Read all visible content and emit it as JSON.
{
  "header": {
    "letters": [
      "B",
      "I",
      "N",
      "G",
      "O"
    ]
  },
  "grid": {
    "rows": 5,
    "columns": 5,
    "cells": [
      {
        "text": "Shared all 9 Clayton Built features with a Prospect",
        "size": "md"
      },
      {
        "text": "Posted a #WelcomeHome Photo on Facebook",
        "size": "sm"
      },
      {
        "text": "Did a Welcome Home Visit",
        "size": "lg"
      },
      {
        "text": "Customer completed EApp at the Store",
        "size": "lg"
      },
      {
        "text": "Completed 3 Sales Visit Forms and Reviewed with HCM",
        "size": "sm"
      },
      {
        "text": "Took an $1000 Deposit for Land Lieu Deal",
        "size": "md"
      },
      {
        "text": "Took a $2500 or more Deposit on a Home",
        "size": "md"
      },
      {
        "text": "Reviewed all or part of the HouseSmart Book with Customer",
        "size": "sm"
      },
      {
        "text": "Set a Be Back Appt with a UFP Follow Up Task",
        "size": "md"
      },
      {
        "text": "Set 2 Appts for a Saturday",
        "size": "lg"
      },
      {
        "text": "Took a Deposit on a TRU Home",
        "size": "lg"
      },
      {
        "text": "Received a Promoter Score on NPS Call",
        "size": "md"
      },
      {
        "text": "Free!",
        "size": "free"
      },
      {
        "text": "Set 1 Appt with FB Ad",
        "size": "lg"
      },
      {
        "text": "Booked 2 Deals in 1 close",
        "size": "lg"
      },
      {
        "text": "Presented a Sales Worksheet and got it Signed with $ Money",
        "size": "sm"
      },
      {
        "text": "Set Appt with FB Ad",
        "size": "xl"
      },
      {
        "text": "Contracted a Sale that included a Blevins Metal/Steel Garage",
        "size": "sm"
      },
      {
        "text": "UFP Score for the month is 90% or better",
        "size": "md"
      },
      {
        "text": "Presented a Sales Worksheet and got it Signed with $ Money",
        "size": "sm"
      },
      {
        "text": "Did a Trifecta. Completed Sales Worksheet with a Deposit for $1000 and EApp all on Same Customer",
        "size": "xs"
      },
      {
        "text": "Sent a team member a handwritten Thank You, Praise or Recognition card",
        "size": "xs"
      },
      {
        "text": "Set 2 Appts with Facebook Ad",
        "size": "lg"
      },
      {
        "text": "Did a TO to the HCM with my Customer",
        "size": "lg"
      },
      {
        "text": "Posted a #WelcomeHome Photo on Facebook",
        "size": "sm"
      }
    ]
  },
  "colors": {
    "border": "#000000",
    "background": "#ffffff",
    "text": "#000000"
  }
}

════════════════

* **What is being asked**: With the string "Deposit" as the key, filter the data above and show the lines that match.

* **Expected answer**:
        "text": "Took an $1000 Deposit for Land Lieu Deal",
        "text": "Took a $2500 or more Deposit on a Home",
        "text": "Took a Deposit on a TRU Home",
        "text": "Did a Trifecta. Completed Sales Worksheet with a Deposit for $1000 and EApp all on Same Customer",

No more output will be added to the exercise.